By PETER J. PITTS
Roughly 125,000 Americans will die this year as a result of not taking their medications. This phenomenon – known as “medication non-adherence” – is the cause of 10 percent of all hospitalizations nationwide. It also costs our health care system up to $289 billion annually.
The reason patients don’t stick to their prescription regimen is simple: They can’t afford to. Right now, nearly 25 percent of Americans taking prescription drugs struggle to afford their medications. And due to high out-of-pocket costs, 30 percent of patients had to forgo taking their medication at some point within the last year.
This is a problem – and one that is easily preventable. Lowering patient out-of-pocket spending on prescription drugs would improve medication adherence, boost patient health outcomes, and generate billions in savings.
Thankfully, there are a number of promising reforms in Washington. Some of those reforms target patient out-of-pocket spending in Medicare’s “Part D” prescription drug benefit. This program currently helps more than 40 million seniors and people with disabilities afford their prescription drugs.
Right now, there is no cap on how much Part D beneficiaries could pay out-of-pocket for their prescriptions. This is a huge problem for beneficiaries battling one or more chronic diseases – many of whom require multiple drugs to live normal, healthy lives.
More than 800,000 Part D beneficiaries spend more than $5,000 per year on prescription medications, less than 2 percent of all enrollees. This 2 percent, however, accounts for 20 percent – roughly $3 billion – of enrollees’ total out-of-pocket drug spending.
One proposal from the Trump administration would create an annual out-of-pocket maximum on prescription drugs.
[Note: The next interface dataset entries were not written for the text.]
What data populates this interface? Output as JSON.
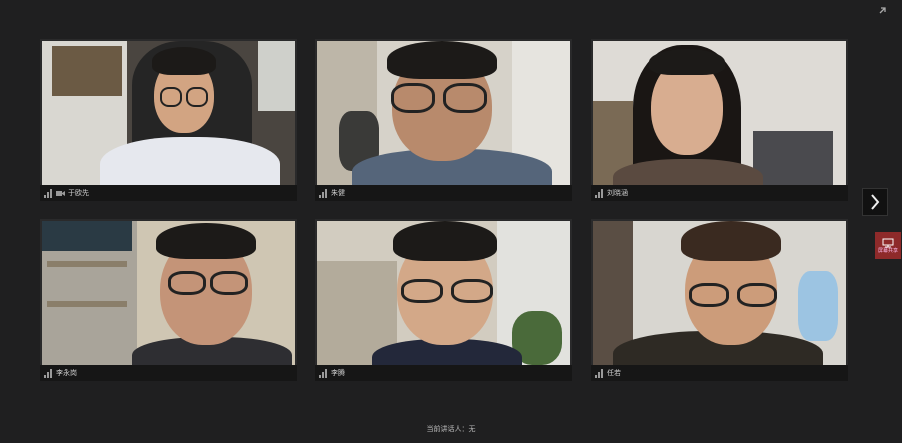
{
  "participants": [
    {
      "name": "于欧先"
    },
    {
      "name": "朱健"
    },
    {
      "name": "刘晓涵"
    },
    {
      "name": "李永岗"
    },
    {
      "name": "李腾"
    },
    {
      "name": "任若"
    }
  ],
  "footer": {
    "text": "当前讲话人：无"
  },
  "side_button": {
    "label": "屏幕共享"
  },
  "colors": {
    "background": "#1f1f20",
    "tile_bar": "#161616",
    "side_button": "#8e2a2a"
  }
}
Once a beneficiary has paid $5,100 out-of-pocket at the pharmacy counter, he would no longer be on the hook for paying for his necessary medications for the rest of the year. For those patients who require costly, specialty drugs, those savings could add up quickly.
Another reform, also proposed by the Trump administration, would crack down on the greedy practices of pharmacy benefit managers, or PBMs. PBMs work as middlemen between drug manufacturers and insurers. They negotiate large discounts on prescription drugs, sometimes 30 percent off a drug’s initial list price.
Unfortunately, patients don’t always see these savings. And as a result, industry profits go up while patient cost sharing remains the same.
President Trump’s proposal puts a stop to this malpractice. Under his plan, it would be illegal for PBMs to keep any manufacturer rebates for themselves. These savings would instead flow directly to patients.
Patients would benefit greatly from this proposal. If the discounts negotiated by PBMs were re-directed to Part D beneficiaries at the point of sale, seniors would save up to $28 billion at the pharmacy over the next decade.
The federal government, meanwhile, could save up to $73 billion over the same time period.
The solution is simple: Americans are far more likely to take their medicines when they can afford them. And when patients follow their prescription regimen, they have better health outcomes as a result.
Capping out-of-pocket spending for Part D beneficiaries – and putting a stop to the predatory practices of PBMs – will save lives. Patients and lawmakers alike should fully support these reforms.
Peter J. Pitts, a former FDA Associate Commissioner, is President of the Center for Medicine in the Public Interest. The opinions expressed are those of the author and not necessarily those of this paper or its corporate ownership.